The first decision review option is a supplemental claim. A veteran can file a supplemental claim if they have new and relevant evidence that was not considered at the time of denial. New evidence is evidence not previously part of the record, and relevant evidence is information that can prove or disprove a matter at issue in an appeal.
The next appellate option is a higher-level review. A senior reviewer takes a new look at the veteran’s claim and determines whether the VA’s decision can be overturned based on a difference of opinion or an error. New evidence cannot be submitted with this review option.
The final decision review option is a Board appeal. This appeals the claim to a Veterans Law Judge at the Board of Veterans’ Appeals. There are three options to choose from with a Board appeal. First, a veteran may request a direct review. A judge will review the appeal based on evidence already submitted with no hearing. Second, former servicemembers may submit more evidence for a judge to review within 90 days of the appeal being filed. The third and final option is to request a hearing with a Veterans Law Judge. Additional evidence can be submitted at the hearing or within 90 days after the hearing.

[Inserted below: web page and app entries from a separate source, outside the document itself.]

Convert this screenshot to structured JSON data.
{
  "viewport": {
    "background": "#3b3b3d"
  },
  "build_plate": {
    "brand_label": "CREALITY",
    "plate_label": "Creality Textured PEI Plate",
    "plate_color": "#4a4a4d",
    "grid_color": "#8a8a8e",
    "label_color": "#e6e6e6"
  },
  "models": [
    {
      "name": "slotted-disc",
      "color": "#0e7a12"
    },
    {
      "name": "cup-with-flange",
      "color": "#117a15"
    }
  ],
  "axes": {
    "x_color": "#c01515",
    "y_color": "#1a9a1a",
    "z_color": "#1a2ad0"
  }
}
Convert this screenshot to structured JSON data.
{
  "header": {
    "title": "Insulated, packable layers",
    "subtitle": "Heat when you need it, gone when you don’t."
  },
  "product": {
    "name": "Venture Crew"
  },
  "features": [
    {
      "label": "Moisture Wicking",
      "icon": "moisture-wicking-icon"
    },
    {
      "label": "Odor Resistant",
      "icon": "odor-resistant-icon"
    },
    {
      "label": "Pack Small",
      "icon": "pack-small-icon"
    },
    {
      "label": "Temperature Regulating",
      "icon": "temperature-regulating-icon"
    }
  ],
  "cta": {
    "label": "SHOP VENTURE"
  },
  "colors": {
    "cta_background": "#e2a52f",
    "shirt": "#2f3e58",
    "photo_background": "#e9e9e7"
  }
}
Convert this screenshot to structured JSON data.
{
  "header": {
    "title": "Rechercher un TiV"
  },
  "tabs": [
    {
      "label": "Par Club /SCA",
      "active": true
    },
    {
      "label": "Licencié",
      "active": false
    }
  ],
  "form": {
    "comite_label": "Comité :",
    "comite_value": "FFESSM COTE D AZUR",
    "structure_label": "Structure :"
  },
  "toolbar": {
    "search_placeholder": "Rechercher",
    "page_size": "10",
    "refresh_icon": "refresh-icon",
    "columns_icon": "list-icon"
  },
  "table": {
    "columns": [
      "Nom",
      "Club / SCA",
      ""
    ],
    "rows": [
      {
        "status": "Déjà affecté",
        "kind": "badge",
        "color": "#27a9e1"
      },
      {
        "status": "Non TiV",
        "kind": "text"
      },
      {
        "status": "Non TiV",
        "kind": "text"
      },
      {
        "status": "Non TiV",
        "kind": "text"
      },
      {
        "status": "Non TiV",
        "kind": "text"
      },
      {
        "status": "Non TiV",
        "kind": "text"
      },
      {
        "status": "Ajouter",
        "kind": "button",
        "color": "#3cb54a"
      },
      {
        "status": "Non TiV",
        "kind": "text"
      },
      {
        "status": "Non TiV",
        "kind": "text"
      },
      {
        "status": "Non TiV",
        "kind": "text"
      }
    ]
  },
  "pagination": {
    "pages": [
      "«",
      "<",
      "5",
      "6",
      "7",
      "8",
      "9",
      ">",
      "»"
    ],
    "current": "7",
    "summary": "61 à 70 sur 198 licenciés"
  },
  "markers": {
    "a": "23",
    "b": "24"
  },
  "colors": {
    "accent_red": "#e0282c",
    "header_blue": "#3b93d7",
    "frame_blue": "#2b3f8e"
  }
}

While there is no requirement for a veteran to hire legal counsel to assist them with the appeals process, there are serious risks associated with handling an appeal without legal representation. The rules and procedures for an appeal are complex, and minor technical errors could result in the denial of an appeal regardless of how strong the grounds are.
An attorney could help avoid damaging errors during the appellate process by ensuring a former servicemember complies with all filing deadlines and provides any additional documentation requested by the VA. Otherwise, pushing back on the reason for a VA benefits denial requires providing the VA with a clear link between the disability and a service-related incident, as well as necessary medical documentation to establish a diagnosis. What’s more, an attorney could push the case forward and avoid unnecessary delays during the appeals process.
Another way that an attorney could assist with a veteran’s appeal is by pushing for a higher rating. Securing a higher rating for a disability could provide a former servicemember with more than just higher future benefit payments. It is also possible to secure additional reimbursement for prior payments if an attorney successfully argues that the rating was too low. This amount could be substantial if the increase was significant or if the appeals process lasted several months.
A denied disability claim is not the end of your chances for recovering VA disability benefits. With the right approach during an appeal, you could see a reversal of your denial. If you are ready to keep fighting a denied claim, a veterans’ disability appeals lawyer could help. To learn more, call today for a confidential evaluation.